20 February (Cert PG)
Actor Peter Sallis as always provides the voice for potty inventor Wallace, while hero Gromit stays the strong silent type - he famously never speaks!
There's also the voice of Ralph Fiennes as a dastardly baddie (he was Voldemort in Harry Potter and the Goblet of Fire), and also Helena Bonham Carter (the mum in Charlie and the Chocolate Factory) who is the voice of posh Lady Tottington.
This story takes Wallace and Gromit into their first big movie, after short films and several half hour films. So are they big enough for a feature length film? Of course!
The film sees the pair protecting people's vegetables from ravenous rabbits as a local giant vegetable competition approaches. However their job becomes a lot more tricky and mucky as a giant veg-ravaging "Were-Rabbit" starts causing havoc with the horticulture.
The film is brimming with bizarre and batty inventions by Wallace. Gromit's reactions as Wallace gets himself in a pickle are hilarious; there's the Anti-Pesto rabbit catcher, a brain altering device - and Thunderbirds fans should watch out for the Aardman tribute to Tracy Island.
The makers could only film about three seconds of action a day and the four and a half years it took to finish the film was well worth it.
The characters and the models are all clever and very funny.
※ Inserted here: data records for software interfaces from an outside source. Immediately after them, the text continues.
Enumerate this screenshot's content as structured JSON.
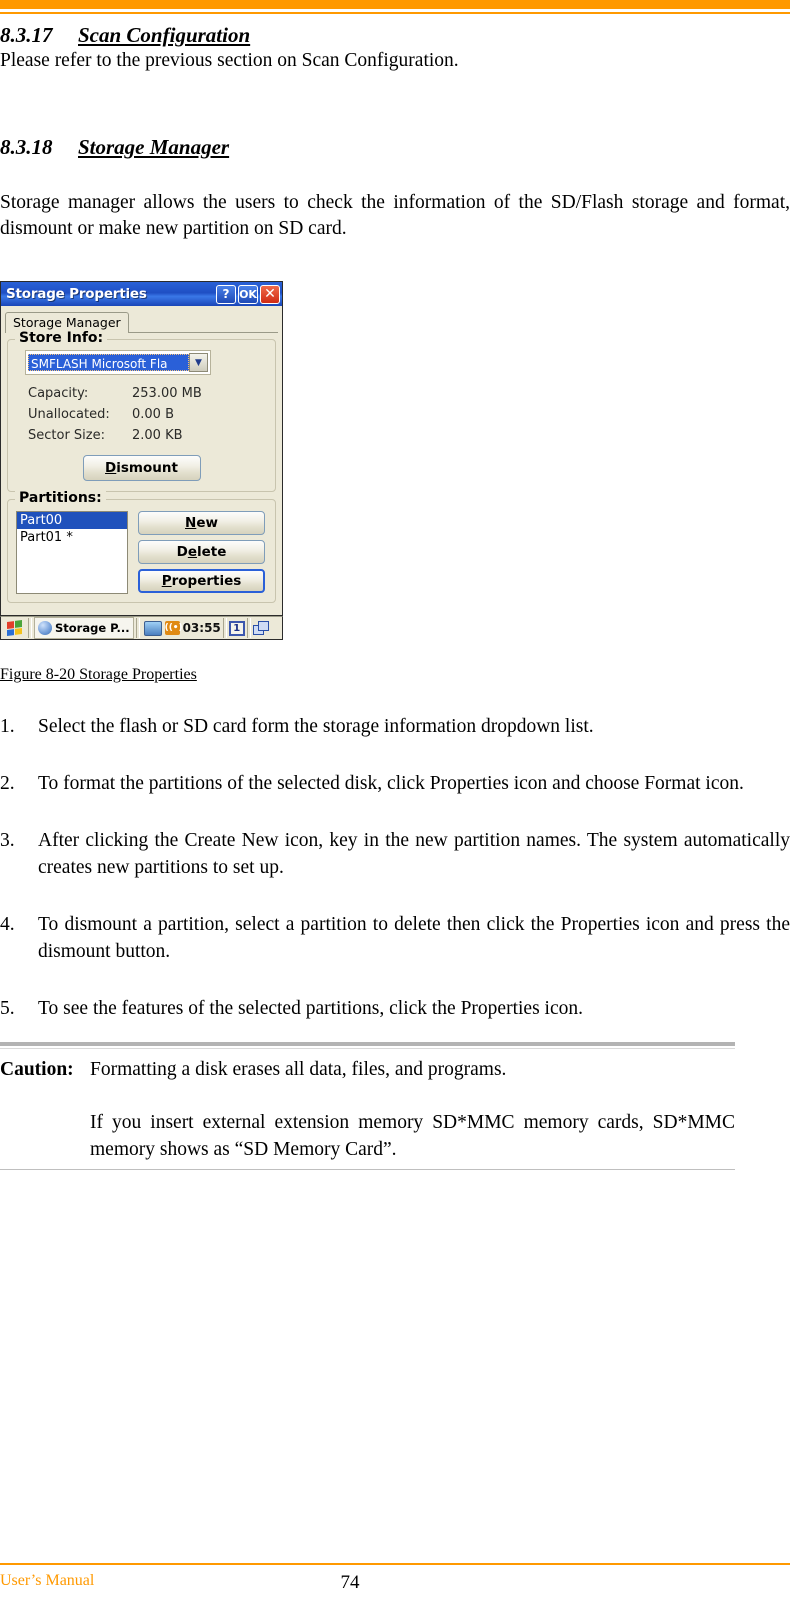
{
  "document": {
    "heading_1": {
      "number": "8.3.17",
      "title": "Scan Configuration"
    },
    "paragraph_1": "Please refer to the previous section on Scan Configuration.",
    "heading_2": {
      "number": "8.3.18",
      "title": "Storage Manager"
    },
    "paragraph_2": "Storage manager allows the users to check the information of the SD/Flash storage and format, dismount or make new partition on SD card.",
    "figure_caption": "Figure 8-20 Storage Properties",
    "steps": [
      {
        "number": "1.",
        "text": "Select the flash or SD card form the storage information dropdown list."
      },
      {
        "number": "2.",
        "text": "To format the partitions of the selected disk, click Properties icon and choose Format icon."
      },
      {
        "number": "3.",
        "text": "After clicking the Create New icon, key in the new partition names. The system automatically creates new partitions to set up."
      },
      {
        "number": "4.",
        "text": "To dismount a partition, select a partition to delete then click the Properties icon and press the dismount button."
      },
      {
        "number": "5.",
        "text": "To see the features of the selected partitions, click the Properties icon."
      }
    ],
    "caution": {
      "label": "Caution:",
      "line_1": "Formatting a disk erases all data, files, and programs.",
      "line_2": "If you insert external extension memory SD*MMC memory cards, SD*MMC memory shows as “SD Memory Card”."
    },
    "footer": {
      "left": "User’s Manual",
      "page_number": "74"
    },
    "accent_color": "#FF9900"
  },
  "dialog": {
    "title": "Storage Properties",
    "titlebar_buttons": [
      {
        "name": "help",
        "label": "?"
      },
      {
        "name": "ok",
        "label": "OK"
      },
      {
        "name": "close",
        "label": "✕"
      }
    ],
    "tab": "Storage Manager",
    "store_info": {
      "group_label": "Store Info:",
      "selected_device": "SMFLASH Microsoft Fla",
      "rows": [
        {
          "label": "Capacity:",
          "value": "253.00 MB"
        },
        {
          "label": "Unallocated:",
          "value": "0.00 B"
        },
        {
          "label": "Sector Size:",
          "value": "2.00 KB"
        }
      ],
      "dismount_button": {
        "accel": "D",
        "rest": "ismount"
      }
    },
    "partitions": {
      "group_label": "Partitions:",
      "items": [
        {
          "label": "Part00",
          "selected": true
        },
        {
          "label": "Part01 *",
          "selected": false
        }
      ],
      "buttons": [
        {
          "accel": "N",
          "rest": "ew",
          "focused": false
        },
        {
          "accel": "D",
          "pre": "",
          "mid": "e",
          "rest": "lete",
          "focused": false
        },
        {
          "accel": "P",
          "rest": "roperties",
          "focused": true
        }
      ]
    },
    "taskbar": {
      "start_label": "start",
      "task_label": "Storage P...",
      "time": "03:55",
      "tray_box_label": "1"
    },
    "colors": {
      "titlebar": "#1f4fc4",
      "close_button": "#cf2a13",
      "face": "#ECE9D8",
      "selection": "#1f51bc"
    }
  }
}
It's great to see animation with models - a nice change after so many computer-generated cartoons.
Look carefully and you can see the film-maker's finger prints on Gromit. He is probably everyone's favourite and is a hero hound too.
Any weak bits?
Not really. None of the gags are too cheesy.
This double DVD edition seems to have more extras than the number of bunnies on Lady Tottington's lawn!
Younger kids will enjoy the games such as the Anti-Pesto SWAT Team where you have to try and catch the rabbits as they pop up on screen. You can also choose different outfits for Lady Tottington.
There are several excellent documentaries. One reveals how the animators got round the problem of fingermarks on the Were-Rabbit's fur.
The Amazing World of Wallace and Gromit reveals Nick Park's earliest films of his clay creations. And you can also see all 10 Cracking Contraptions short films.
How to Build a Bunny is a step-by-step guide to how Aardman studio made the cute creatures at the centre of the story. There's more to them than meets the eye.
Hit or miss?
A huge hit. This film works just as well on the small screen as it did in the cinema. And now you have the chance to spot all those visual jokes you might have missed first time round.
Have YOU seen it yet?
I think it was great it was funny it had adult humour and family humour in it.
Natasha, 11, Yeovil
Absolutely fantastic! I REALLY enjoyed it! I highly recommend it to ANYONE who likes a laugh!
Claudia, 8, Winchester
It's great because now I can watch the film over and over again and the special features are great!!!!
Laura, 14, Reading
I really enjoyed this film. The best bit was when Gromit saved the pumpkin.
James, 6, Wilmslow
I think it was absolutely brilliant! I really liked the bit when Victor fell off Tottington Hall and went headfirst into the Candy-floss machine and came out with a pink hair-cut at the Vegetable Competition.
Also I liked it at the end when Hutch says " Cheeeeeeese!!!
Emily, 9, Bristol
It's a great film I really like the jokes and the cute little bunnies.
Rebecca, 8, Barrow-in-Furness
This is the best film I have seen in ages any one who doesn't like it are MAD! Even my teachers like it and we were talking about in ENGLISH! A definite 5/5 it's the best!
Amelia, 13, Newcastle-Upon-Tyne
I think that this movie is BRILLIANT! It is soooo cute and funny! I love it when Wallace falls for Lady Tottingham, and the DVD extras are so cool too!
Emily, 12, Maidstone